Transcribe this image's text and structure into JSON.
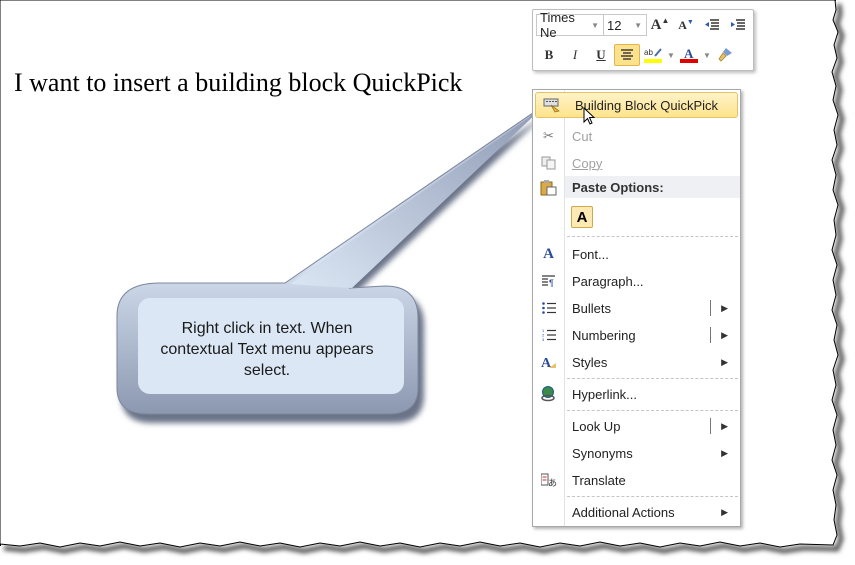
{
  "document": {
    "body_text": "I want to insert a building block QuickPick"
  },
  "mini_toolbar": {
    "font_name": "Times Ne",
    "font_size": "12",
    "grow_font_icon": "grow-font-icon",
    "shrink_font_icon": "shrink-font-icon",
    "decrease_indent_icon": "decrease-indent-icon",
    "increase_indent_icon": "increase-indent-icon",
    "bold": "B",
    "italic": "I",
    "underline": "U",
    "highlight_color": "#ffff00",
    "font_color": "#e00000",
    "center_active": true
  },
  "context_menu": {
    "items": [
      {
        "label": "Building Block QuickPick",
        "icon": "building-block-icon",
        "state": "highlighted"
      },
      {
        "label": "Cut",
        "icon": "scissors-icon",
        "state": "disabled"
      },
      {
        "label": "Copy",
        "icon": "copy-icon",
        "state": "disabled"
      },
      {
        "label": "Paste Options:",
        "icon": "paste-icon",
        "state": "header"
      },
      {
        "label": "A",
        "icon": "keep-text-only-icon"
      },
      {
        "label": "Font...",
        "icon": "font-icon"
      },
      {
        "label": "Paragraph...",
        "icon": "paragraph-icon"
      },
      {
        "label": "Bullets",
        "icon": "bullets-icon",
        "submenu": true
      },
      {
        "label": "Numbering",
        "icon": "numbering-icon",
        "submenu": true
      },
      {
        "label": "Styles",
        "icon": "styles-icon",
        "submenu": true
      },
      {
        "label": "Hyperlink...",
        "icon": "hyperlink-icon"
      },
      {
        "label": "Look Up",
        "submenu": true
      },
      {
        "label": "Synonyms",
        "submenu": true
      },
      {
        "label": "Translate",
        "icon": "translate-icon"
      },
      {
        "label": "Additional Actions",
        "submenu": true
      }
    ]
  },
  "callout": {
    "text_line1": "Right click in text.  When",
    "text_line2": "contextual Text menu appears",
    "text_line3": "select."
  }
}
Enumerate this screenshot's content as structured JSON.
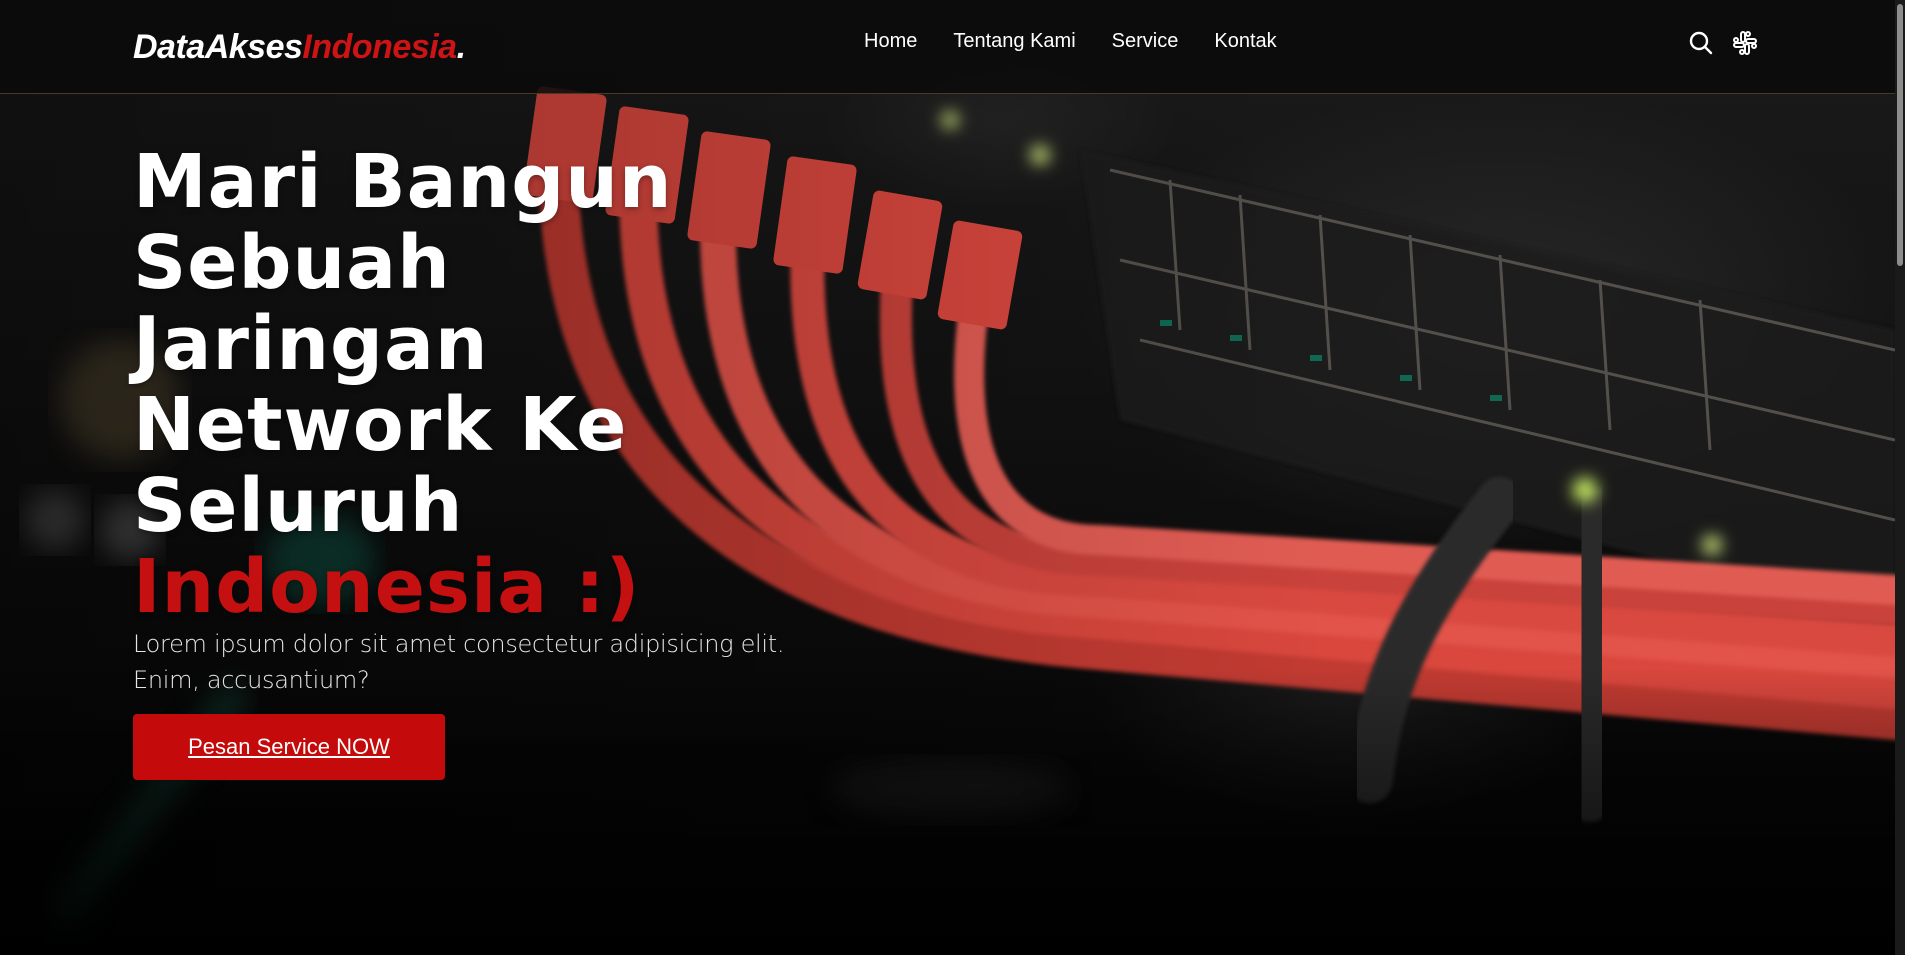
{
  "navbar": {
    "logo_part1": "DataAkses",
    "logo_part2": "Indonesia",
    "logo_part3": ".",
    "links": [
      "Home",
      "Tentang Kami",
      "Service",
      "Kontak"
    ],
    "icons": [
      "search-icon",
      "slack-icon"
    ]
  },
  "hero": {
    "title_lines": [
      "Mari Bangun",
      "Sebuah",
      "Jaringan",
      "Network Ke",
      "Seluruh"
    ],
    "title_accent": "Indonesia :)",
    "subtitle": "Lorem ipsum dolor sit amet consectetur adipisicing elit. Enim, accusantium?",
    "cta_label": "Pesan Service NOW"
  },
  "colors": {
    "accent": "#c40a0a",
    "background": "#050505",
    "text": "#ffffff"
  }
}
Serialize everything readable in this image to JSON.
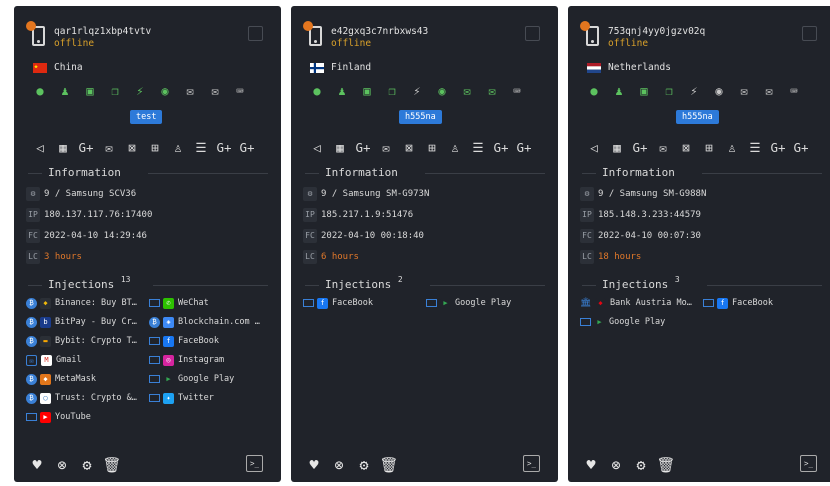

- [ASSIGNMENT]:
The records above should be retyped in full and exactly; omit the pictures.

- [OUTPUT OF THE TASK]:
Transcribe this image's text and structure into JSON.
{
  "document": {
    "body_text": "I want to insert a building block QuickPick"
  },
  "mini_toolbar": {
    "font_name": "Times Ne",
    "font_size": "12",
    "grow_font_icon": "grow-font-icon",
    "shrink_font_icon": "shrink-font-icon",
    "decrease_indent_icon": "decrease-indent-icon",
    "increase_indent_icon": "increase-indent-icon",
    "bold": "B",
    "italic": "I",
    "underline": "U",
    "highlight_color": "#ffff00",
    "font_color": "#e00000",
    "center_active": true
  },
  "context_menu": {
    "items": [
      {
        "label": "Building Block QuickPick",
        "icon": "building-block-icon",
        "state": "highlighted"
      },
      {
        "label": "Cut",
        "icon": "scissors-icon",
        "state": "disabled"
      },
      {
        "label": "Copy",
        "icon": "copy-icon",
        "state": "disabled"
      },
      {
        "label": "Paste Options:",
        "icon": "paste-icon",
        "state": "header"
      },
      {
        "label": "A",
        "icon": "keep-text-only-icon"
      },
      {
        "label": "Font...",
        "icon": "font-icon"
      },
      {
        "label": "Paragraph...",
        "icon": "paragraph-icon"
      },
      {
        "label": "Bullets",
        "icon": "bullets-icon",
        "submenu": true
      },
      {
        "label": "Numbering",
        "icon": "numbering-icon",
        "submenu": true
      },
      {
        "label": "Styles",
        "icon": "styles-icon",
        "submenu": true
      },
      {
        "label": "Hyperlink...",
        "icon": "hyperlink-icon"
      },
      {
        "label": "Look Up",
        "submenu": true
      },
      {
        "label": "Synonyms",
        "submenu": true
      },
      {
        "label": "Translate",
        "icon": "translate-icon"
      },
      {
        "label": "Additional Actions",
        "submenu": true
      }
    ]
  },
  "callout": {
    "text_line1": "Right click in text.  When",
    "text_line2": "contextual Text menu appears",
    "text_line3": "select."
  }
}
Enumerate this screenshot's content as structured JSON.
{
  "navbar": {
    "logo_part1": "DataAkses",
    "logo_part2": "Indonesia",
    "logo_part3": ".",
    "links": [
      "Home",
      "Tentang Kami",
      "Service",
      "Kontak"
    ],
    "icons": [
      "search-icon",
      "slack-icon"
    ]
  },
  "hero": {
    "title_lines": [
      "Mari Bangun",
      "Sebuah",
      "Jaringan",
      "Network Ke",
      "Seluruh"
    ],
    "title_accent": "Indonesia :)",
    "subtitle": "Lorem ipsum dolor sit amet consectetur adipisicing elit. Enim, accusantium?",
    "cta_label": "Pesan Service NOW"
  },
  "colors": {
    "accent": "#c40a0a",
    "background": "#050505",
    "text": "#ffffff"
  }
}
Serialize everything readable in this image to JSON.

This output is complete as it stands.